Mrs. Johnstone imparted a novel feature to her book by investing it with a fictitious history and origin, which, like most inventions of the kind, is scarcely consistent with the circumstances, however it may tend to enliven the monotony of a professional publication.
After three prefaces in the fourth edition before me (8vo, 1829) we arrive at a heading, “Institution of the Cleikum Club,” which narrates how Peregrine Touchwood, Esquire, sought to cure his ennui and hypochondria by studying Apician mysteries; and it concludes with the syllabus of a series of thirteen lectures on cookery, which were to be delivered by the said Esquire.
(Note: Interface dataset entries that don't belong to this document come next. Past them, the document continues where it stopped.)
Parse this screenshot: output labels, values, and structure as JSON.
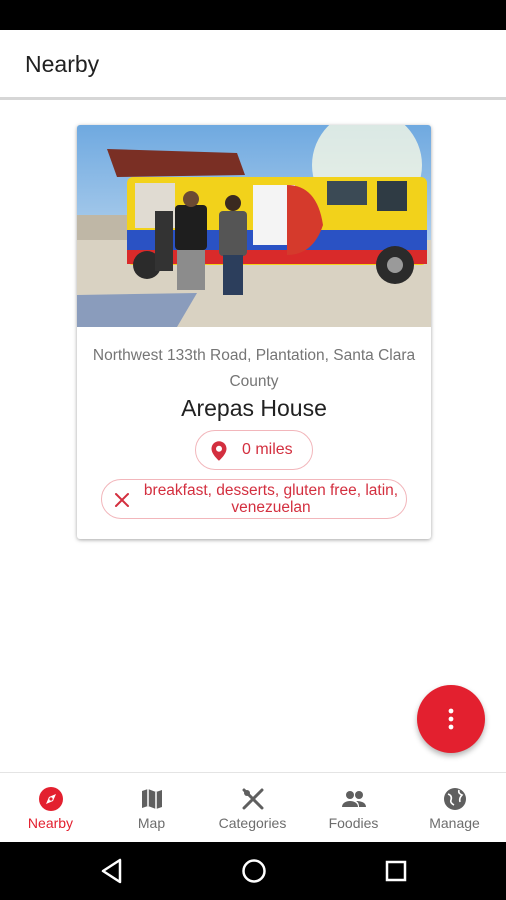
{
  "app_bar": {
    "title": "Nearby"
  },
  "card": {
    "image_alt": "Colorful food truck with customers",
    "address": "Northwest 133th Road, Plantation, Santa Clara County",
    "name": "Arepas House",
    "distance": "0 miles",
    "categories": "breakfast, desserts, gluten free, latin, venezuelan"
  },
  "fab": {
    "icon": "more-vert-icon"
  },
  "bottom_nav": {
    "items": [
      {
        "label": "Nearby",
        "icon": "compass-icon",
        "active": true
      },
      {
        "label": "Map",
        "icon": "map-icon",
        "active": false
      },
      {
        "label": "Categories",
        "icon": "utensils-icon",
        "active": false
      },
      {
        "label": "Foodies",
        "icon": "people-icon",
        "active": false
      },
      {
        "label": "Manage",
        "icon": "globe-icon",
        "active": false
      }
    ]
  },
  "colors": {
    "accent": "#e3202f",
    "chip_border": "#f2b6bb",
    "inactive": "#6d6d6d"
  }
}
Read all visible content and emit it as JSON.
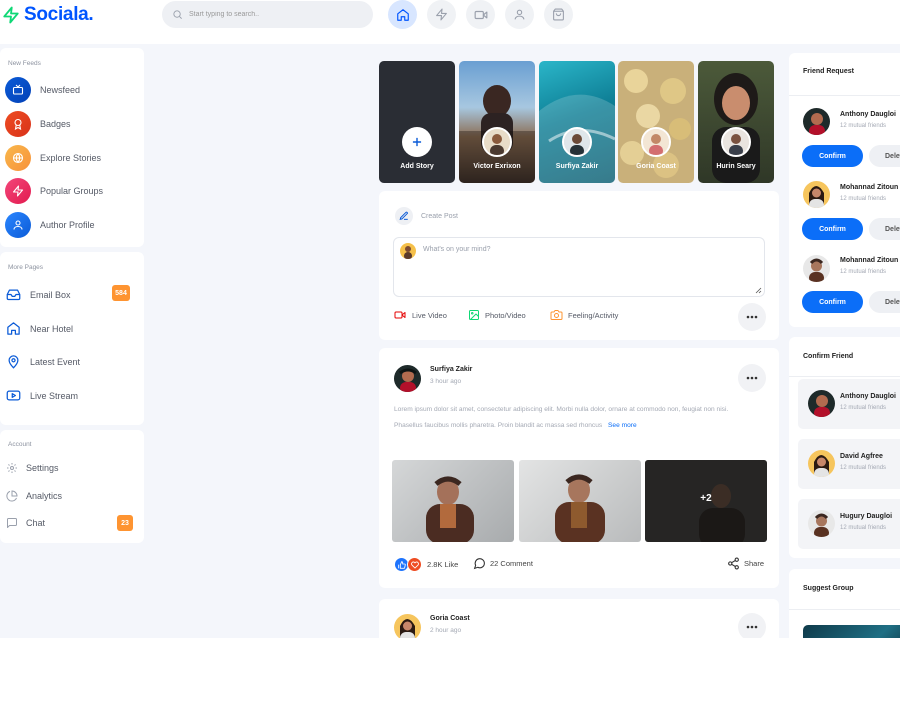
{
  "app": {
    "logo_text": "Sociala.",
    "brand_color": "#0055ff",
    "accent_color": "#10d876"
  },
  "search": {
    "placeholder": "Start typing to search.."
  },
  "nav_icons": [
    "home-icon",
    "zap-icon",
    "video-icon",
    "user-icon",
    "shopping-bag-icon"
  ],
  "sidebar": {
    "feeds_title": "New Feeds",
    "feeds": [
      {
        "label": "Newsfeed",
        "icon": "tv-icon",
        "color": "#0b5bd7"
      },
      {
        "label": "Badges",
        "icon": "award-icon",
        "color": "#ee4c22"
      },
      {
        "label": "Explore Stories",
        "icon": "globe-icon",
        "color": "#f7a63a"
      },
      {
        "label": "Popular Groups",
        "icon": "zap-icon",
        "color": "#ef2860"
      },
      {
        "label": "Author Profile",
        "icon": "user-icon",
        "color": "#1e74fd"
      }
    ],
    "pages_title": "More Pages",
    "pages": [
      {
        "label": "Email Box",
        "icon": "inbox-icon",
        "badge": "584"
      },
      {
        "label": "Near Hotel",
        "icon": "home-icon"
      },
      {
        "label": "Latest Event",
        "icon": "map-pin-icon"
      },
      {
        "label": "Live Stream",
        "icon": "youtube-icon"
      }
    ],
    "account_title": "Account",
    "account": [
      {
        "label": "Settings",
        "icon": "settings-icon"
      },
      {
        "label": "Analytics",
        "icon": "pie-chart-icon"
      },
      {
        "label": "Chat",
        "icon": "message-square-icon",
        "badge": "23"
      }
    ]
  },
  "stories": [
    {
      "name": "Add Story"
    },
    {
      "name": "Victor Exrixon"
    },
    {
      "name": "Surfiya Zakir"
    },
    {
      "name": "Goria Coast"
    },
    {
      "name": "Hurin Seary"
    }
  ],
  "composer": {
    "title": "Create Post",
    "placeholder": "What's on your mind?",
    "actions": [
      {
        "label": "Live Video",
        "icon": "video-icon",
        "color": "#e50202"
      },
      {
        "label": "Photo/Video",
        "icon": "image-icon",
        "color": "#10d876"
      },
      {
        "label": "Feeling/Activity",
        "icon": "camera-icon",
        "color": "#fe9431"
      }
    ]
  },
  "posts": [
    {
      "author": "Surfiya Zakir",
      "time": "3 hour ago",
      "text": "Lorem ipsum dolor sit amet, consectetur adipiscing elit. Morbi nulla dolor, ornare at commodo non, feugiat non nisi. Phasellus faucibus mollis pharetra. Proin blandit ac massa sed rhoncus",
      "see_more": "See more",
      "extra_photos": "+2",
      "likes": "2.8K Like",
      "comments": "22 Comment",
      "share": "Share"
    },
    {
      "author": "Goria Coast",
      "time": "2 hour ago"
    }
  ],
  "friend_requests": {
    "title": "Friend Request",
    "confirm_label": "Confirm",
    "delete_label": "Delete",
    "items": [
      {
        "name": "Anthony Daugloi",
        "sub": "12 mutual friends"
      },
      {
        "name": "Mohannad Zitoun",
        "sub": "12 mutual friends"
      },
      {
        "name": "Mohannad Zitoun",
        "sub": "12 mutual friends"
      }
    ]
  },
  "confirm_friend": {
    "title": "Confirm Friend",
    "items": [
      {
        "name": "Anthony Daugloi",
        "sub": "12 mutual friends"
      },
      {
        "name": "David Agfree",
        "sub": "12 mutual friends"
      },
      {
        "name": "Hugury Daugloi",
        "sub": "12 mutual friends"
      }
    ]
  },
  "suggest_group": {
    "title": "Suggest Group"
  }
}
One then enters on the undertaking itself, which can be readily distinguished from an ordinary manual by a certain literary tone, which certainly betrays a little the hand or influence of Scott.
But though the present is a Scottish production, there is no narrow specialism in its scheme. The title-page gives a London publisher as well as an Anglo-Athenian one, and Mrs. Johnstone benevolently adapted her labours to her countrywomen and the unworthier Southrons alike.
I imagine, however, that of all the latter-day master-cooks, Alexis Soyer is most remembered. His “Gastronomic Regenerator,” a large and handsome octavo volume of between 700 and 800 pages, published in 1846, lies before me. It has portraits of the compiler and his wife, and many other illustrations, and is dedicated to a Royal Duke. It was produced under the most influential patronage and pressure, for Soyer was overwhelmed with engagements, and had scruples against appearance in print. He tells us that in some library, to which he gained access, he once found among the works of Shakespeare and other chefs in a different department, a volume with the words “Nineteenth Edition” upon it, and when he opened it, he saw to his great horror “A receipt for Ox-tail Soup!” Why this revelation exercised such a terrifying effect he proceeds to explain. It was the incongruity of a cookery book in the temple of the Muses. But nevertheless, such is the frailty of our nature, that he gradually, on regaining his composure, and at such leisure intervals as he could command, prepared the “Gastronomic Regenerator,” in which he eschewed all superfluous ornaments of diction, and studied a simplicity of style germane to the subject; perchance he had looked into Kitchener’s Preface. He lets us know that he had made collections of the same kind at an earlier period of his career, but had destroyed them, partly owing to his arduous duties at the Reform Club, and partly to the depressing influence of the nineteenth edition of somebody else’s cookery book—probably, by the way, Ude’s. The present work occupied some ten months, and was prepared amid the most stupendous interruptions from fair visitors to the Club (15,000), dinners for the members and their friends (25,000), dinner parties of importance (38), and the meals for the staff (60).